After all, negatives often have photos from when we ourselves were little kids, when our parents or friends were very young, and so many other precious memories. The problem is finding a way to get even a regular print made. For instance, go to your local pharmacy or department store's photo service desk and you might be shocked to discover how difficult it has become to get plain old prints from your negatives.
"So what," you might shrug and say, "they make scanners that can do this now...right?"
You're right, they do...but have you tried to use one of those little electronic marvels? Let me tell you about my experience with one, and then give you the better solution.
Okay, the scanning. I had my piles of negatives, and those of my in-laws. Everyone wanted specific prints made from specific negatives so that saved me the time of scanning them all and allowing everyone to find the shots they wanted.
They had all turned to me to do this because I was bragging about the new printer/scanner/miracle machine I had just purchased for this task. The sales jargon boasted that the device could easily scan a negative and help me to convert it into a positive image. "Easily" is the operative word here because I am not all that enthusiastic about technology.
So, there I was "inserting tab B into slot A" in order to assemble the device that the machine needed to safely scan the strip of negative film.

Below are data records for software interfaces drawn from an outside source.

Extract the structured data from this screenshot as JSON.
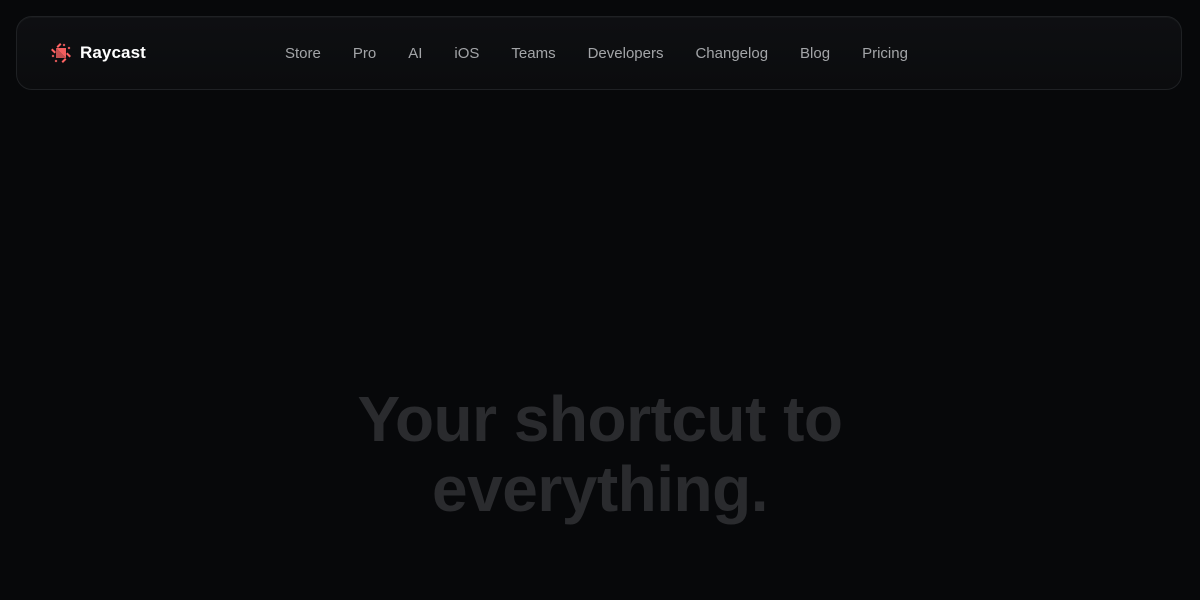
{
  "header": {
    "brand_name": "Raycast",
    "brand_accent": "#ff6363",
    "nav": [
      {
        "label": "Store"
      },
      {
        "label": "Pro"
      },
      {
        "label": "AI"
      },
      {
        "label": "iOS"
      },
      {
        "label": "Teams"
      },
      {
        "label": "Developers"
      },
      {
        "label": "Changelog"
      },
      {
        "label": "Blog"
      },
      {
        "label": "Pricing"
      }
    ]
  },
  "hero": {
    "title_line_1": "Your shortcut to",
    "title_line_2": "everything."
  }
}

After an hour of getting error messages and failing to succeed at a single scan I gave up and called their customer service for advice. They walked me through the process and eventually a scan appeared. Did the heavens part and golden rays shine down on my success? No...the images on the screen still looked like a negative.
"Oh, "said the nice guy on the other end of the line, "that's because you have to invert the image with photo editing software."
"Huh," said I, breaking into a sweat.
The Next Step
As I hung up the phone, I realized that a major "uh oh" had occurred. I had not realized that the scanning software could give me a great scan of the negative, but that I would still have to use additional software to get that positive print. So, it was on to Photoshop and the different steps needed to invert all of the colors while still keeping mid-tones and accurate shadows, etc.
I still had to print the pictures, and I had purchased some printable photo canvas pages to see if I could whip up a few gifts for my friends and family from the many negatives I had processed. Let's just skip that part of the saga and say that I was a bit disappointed by the results in general.
Because I really wanted to enjoy optimal images and to present them as custom canvas prints, I decided to begin scouting around for an all-in-one service. I looked for firms offering up photos on canvas AND the scanning of negatives. I was overjoyed to find Canvas Press because they were more than happy to work with me and my, now manageable, dilemma.
They made images directly from the negatives, sized them perfectly, ensured that colors were optimized, and then created gorgeous custom canvas prints that I gave as gifts and kept for myself!
Sadly, I still have to figure out how to organize all of those negatives!